- Find a German who is interested, and interesting
So if you are, or know someonw who is, or know someone who knows someone who is..you get the idea: let me know!!!
Saturday, March 17, 2007
This is one of the pages up from me for anybody who wants to participate in the one world, one heart world bloggers swap (you can see more about it here). anybody who wants this page can leave me a comment anywhere on this blog. on March 21st, there'll be a draw and you'll know who gets them. To see more of what's on the offer, you can go to my flickr set and/or to BRUSHSTROKES
Wednesday, March 14, 2007
Note: This post could be a sequel to this one on twenty-somethings, and/or this one on children and fear and/or to this one on children again and/or this one on drawing and life. It came to me while re-working with Gloria Steinem's book Revolution from Within (which ranks as one of my Great Must Read books)
Go back to being five, maybe six years old. Can you remember being proud of something new you learnt, something you’re good at, something you love about yourself? Remember offering to perform or “show off”? Can you remember the last time you did that? The last time you were that truly, unabashedly proud of your self, experience, or ability?
There are children you know, today, those who are at that phase when they still feel if they’re really good at something, they can say so proudly, or start performing and want everyone to watch, or are drawing, writing, trying to find a means of expression that is slightly more abstract. Notice how we deal with them? [this “we” being you, me, parents, aunts, uncles…] When they are a little younger, it’s amusing to see this kind of behaviour. Then we start to tell them to praise things in other people, in other children and not speak so much about their own skills or good things- that’s for other people to notice. Then when they are still older discovering poetry, or art, a sometimes laugh when a 10-year-old draws a man who looks only remotely like one, or writes a poem that isn’t exactly W.H. Auden: because they are too old for simple compliments or just pure encouragement when you can’t see evidence of any real skill.
This, in my opinion, creates patterns. They imply, to a person who is still only discovering their concept of self, of expression, of self-esteem, these things:

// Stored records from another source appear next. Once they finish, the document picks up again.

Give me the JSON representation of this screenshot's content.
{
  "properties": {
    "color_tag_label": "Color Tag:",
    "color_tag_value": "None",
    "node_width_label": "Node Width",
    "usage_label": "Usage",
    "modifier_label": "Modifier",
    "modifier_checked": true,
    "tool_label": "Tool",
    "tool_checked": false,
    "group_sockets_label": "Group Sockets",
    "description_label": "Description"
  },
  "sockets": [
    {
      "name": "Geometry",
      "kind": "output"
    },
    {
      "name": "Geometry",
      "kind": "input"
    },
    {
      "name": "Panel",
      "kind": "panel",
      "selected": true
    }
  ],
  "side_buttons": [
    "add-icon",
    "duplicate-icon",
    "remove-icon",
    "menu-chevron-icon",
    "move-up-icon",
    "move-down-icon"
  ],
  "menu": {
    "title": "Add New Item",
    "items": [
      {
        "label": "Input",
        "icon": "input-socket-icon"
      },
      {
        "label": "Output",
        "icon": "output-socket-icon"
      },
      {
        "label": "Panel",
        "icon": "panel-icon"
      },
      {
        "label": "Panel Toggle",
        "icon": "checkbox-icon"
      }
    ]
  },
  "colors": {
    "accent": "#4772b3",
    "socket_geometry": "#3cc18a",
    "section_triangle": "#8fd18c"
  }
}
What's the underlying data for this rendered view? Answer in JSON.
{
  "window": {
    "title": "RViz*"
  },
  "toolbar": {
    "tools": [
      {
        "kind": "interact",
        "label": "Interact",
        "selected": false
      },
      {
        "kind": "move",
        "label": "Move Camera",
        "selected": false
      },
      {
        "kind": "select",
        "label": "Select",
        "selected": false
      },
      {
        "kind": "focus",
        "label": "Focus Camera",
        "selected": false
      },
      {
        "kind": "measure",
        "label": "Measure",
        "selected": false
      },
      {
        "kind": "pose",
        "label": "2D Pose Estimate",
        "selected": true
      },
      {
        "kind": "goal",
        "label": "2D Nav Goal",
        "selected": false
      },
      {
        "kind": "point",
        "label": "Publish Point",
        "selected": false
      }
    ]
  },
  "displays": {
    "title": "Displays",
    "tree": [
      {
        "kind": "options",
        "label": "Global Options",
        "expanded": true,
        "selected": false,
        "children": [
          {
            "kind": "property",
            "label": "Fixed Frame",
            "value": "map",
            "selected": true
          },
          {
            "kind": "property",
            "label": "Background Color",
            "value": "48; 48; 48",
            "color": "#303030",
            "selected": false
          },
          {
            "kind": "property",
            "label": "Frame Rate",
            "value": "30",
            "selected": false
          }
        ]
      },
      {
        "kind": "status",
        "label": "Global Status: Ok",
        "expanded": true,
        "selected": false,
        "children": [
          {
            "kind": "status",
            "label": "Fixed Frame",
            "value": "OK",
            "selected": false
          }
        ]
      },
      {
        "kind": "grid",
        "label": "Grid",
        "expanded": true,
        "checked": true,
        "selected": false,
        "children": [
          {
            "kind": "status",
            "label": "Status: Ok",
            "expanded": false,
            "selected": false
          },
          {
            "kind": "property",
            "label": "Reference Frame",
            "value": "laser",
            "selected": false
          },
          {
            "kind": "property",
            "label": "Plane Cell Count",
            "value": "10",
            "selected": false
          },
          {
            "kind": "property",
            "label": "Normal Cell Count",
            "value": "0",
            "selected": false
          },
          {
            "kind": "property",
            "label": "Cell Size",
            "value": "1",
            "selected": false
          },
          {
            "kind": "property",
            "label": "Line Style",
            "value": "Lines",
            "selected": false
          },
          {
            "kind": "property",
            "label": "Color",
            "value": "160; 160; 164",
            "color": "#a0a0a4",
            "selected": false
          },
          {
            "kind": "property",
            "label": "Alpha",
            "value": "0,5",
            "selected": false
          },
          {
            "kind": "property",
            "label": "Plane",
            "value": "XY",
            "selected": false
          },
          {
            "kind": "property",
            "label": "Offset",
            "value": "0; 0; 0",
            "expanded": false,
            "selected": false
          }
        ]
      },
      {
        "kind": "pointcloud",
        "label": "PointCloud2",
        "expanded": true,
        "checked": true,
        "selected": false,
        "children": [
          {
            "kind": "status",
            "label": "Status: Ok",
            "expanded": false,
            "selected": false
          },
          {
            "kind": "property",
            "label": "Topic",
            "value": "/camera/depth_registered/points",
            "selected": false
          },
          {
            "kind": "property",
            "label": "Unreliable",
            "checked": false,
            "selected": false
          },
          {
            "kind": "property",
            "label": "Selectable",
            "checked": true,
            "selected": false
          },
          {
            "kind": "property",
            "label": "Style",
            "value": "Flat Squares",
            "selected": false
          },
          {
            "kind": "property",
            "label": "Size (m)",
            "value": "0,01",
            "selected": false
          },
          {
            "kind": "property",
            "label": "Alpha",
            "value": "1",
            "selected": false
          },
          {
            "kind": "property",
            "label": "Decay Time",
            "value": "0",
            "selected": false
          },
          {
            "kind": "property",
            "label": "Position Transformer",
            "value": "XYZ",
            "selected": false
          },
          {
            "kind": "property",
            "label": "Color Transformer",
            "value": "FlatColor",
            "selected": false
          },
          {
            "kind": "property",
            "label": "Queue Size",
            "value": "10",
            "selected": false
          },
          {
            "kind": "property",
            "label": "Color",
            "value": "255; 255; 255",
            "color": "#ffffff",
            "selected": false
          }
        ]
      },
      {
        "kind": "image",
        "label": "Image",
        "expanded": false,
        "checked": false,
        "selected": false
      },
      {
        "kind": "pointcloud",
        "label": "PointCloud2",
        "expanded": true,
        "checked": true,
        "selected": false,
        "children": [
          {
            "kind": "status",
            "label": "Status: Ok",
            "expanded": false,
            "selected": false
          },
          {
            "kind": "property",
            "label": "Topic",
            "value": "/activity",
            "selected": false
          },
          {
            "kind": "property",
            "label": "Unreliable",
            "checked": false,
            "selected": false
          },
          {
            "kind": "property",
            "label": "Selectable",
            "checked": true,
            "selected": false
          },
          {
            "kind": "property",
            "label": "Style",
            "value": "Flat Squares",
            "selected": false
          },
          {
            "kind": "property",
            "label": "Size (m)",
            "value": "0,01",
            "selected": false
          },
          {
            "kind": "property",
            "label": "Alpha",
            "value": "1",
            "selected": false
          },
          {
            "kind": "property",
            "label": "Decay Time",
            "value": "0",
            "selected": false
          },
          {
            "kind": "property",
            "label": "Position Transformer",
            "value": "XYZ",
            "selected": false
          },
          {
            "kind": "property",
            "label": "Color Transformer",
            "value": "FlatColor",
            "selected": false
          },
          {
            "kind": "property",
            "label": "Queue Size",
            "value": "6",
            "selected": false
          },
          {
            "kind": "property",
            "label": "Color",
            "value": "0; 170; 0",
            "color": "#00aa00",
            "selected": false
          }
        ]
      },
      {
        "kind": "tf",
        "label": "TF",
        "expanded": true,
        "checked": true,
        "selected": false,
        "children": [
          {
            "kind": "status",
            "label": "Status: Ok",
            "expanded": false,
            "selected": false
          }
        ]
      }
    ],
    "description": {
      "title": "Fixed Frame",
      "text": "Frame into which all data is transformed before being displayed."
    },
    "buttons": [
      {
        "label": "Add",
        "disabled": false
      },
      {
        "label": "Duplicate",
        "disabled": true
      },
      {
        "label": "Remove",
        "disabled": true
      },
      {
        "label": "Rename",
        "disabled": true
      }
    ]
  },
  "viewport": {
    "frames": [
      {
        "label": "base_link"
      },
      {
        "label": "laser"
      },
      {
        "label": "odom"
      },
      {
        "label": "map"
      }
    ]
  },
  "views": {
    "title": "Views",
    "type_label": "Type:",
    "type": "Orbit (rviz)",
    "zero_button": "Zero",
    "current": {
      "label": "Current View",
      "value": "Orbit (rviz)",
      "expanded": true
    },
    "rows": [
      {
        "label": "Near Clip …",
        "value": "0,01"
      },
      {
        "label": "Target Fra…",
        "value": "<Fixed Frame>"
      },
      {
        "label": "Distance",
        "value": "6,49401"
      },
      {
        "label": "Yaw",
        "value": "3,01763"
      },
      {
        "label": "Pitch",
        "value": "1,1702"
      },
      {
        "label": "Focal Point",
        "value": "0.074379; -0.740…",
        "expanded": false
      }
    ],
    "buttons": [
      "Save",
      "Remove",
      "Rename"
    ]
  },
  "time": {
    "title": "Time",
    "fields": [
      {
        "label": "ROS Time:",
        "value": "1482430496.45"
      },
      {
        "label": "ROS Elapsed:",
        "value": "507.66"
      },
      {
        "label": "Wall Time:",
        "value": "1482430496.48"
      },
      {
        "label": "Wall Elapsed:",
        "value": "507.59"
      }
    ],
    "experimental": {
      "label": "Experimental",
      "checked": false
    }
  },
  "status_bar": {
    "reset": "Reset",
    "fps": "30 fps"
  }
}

ð What you’re good at is not as important as what somebody else is good at. So praise other people, hide your strengths till even you forget you have them.
ð Don’t attempt anything unless you’re already good at it.
ð Your skill or ability makes you valuable/ lovable.
ð Pride in yourself is a terrible thing.
ð You’re not big enough to be taken seriously.
These are psychological patterns I can see in me, in friends, in almost every twenty-something. We are mostly well-adjusted, smart thinking, sensitive people, but hesitant to say “I’m good at this” or “I’ll try” or “I deserve better than this”. We want to be understood but it’s such a step to truly communicate feelings to another. Trust is another issue. We’re still only discovering other ways of expression: in writing, in art, even poetry or adventure sports: it’s hard to think you can jump in and try something without already having the necessary skills.
Children at three, five, even ten have a tremendous sense of self-worth. Lets’s nurture that rather than take it as amusement, or tease them about it, or try to discourage it. let’s never tell them to praise other people and be “modest” about themselves, or that self-love is vanity and other-love is essential and desirable. Let’s never laugh at their attempts at art, sports, fashion, poetry, stunting their growth, fostering in them a sense of inadequacy, of not being “good enough”. Let’s never tell them, or imply that they’re too small to make a difference.
Instead, let’s encourage them to laugh “too” loud if they want, dance “too” freely,dream big, speak their mind. Let’s allow them space to experiment with means of self-expression. Let’s take their attempts at life, art, anything else with respect so that they don’t grow up into twenty (or even forty!) year olds too timid to experience boldly or express honestly; and so that they don’t grow up feeling like their need either beauty, or brains, or speed, or that BMW to be loved, wanted, valuable.
If we ingrain anything in them, let it be just that They deserve because they Are.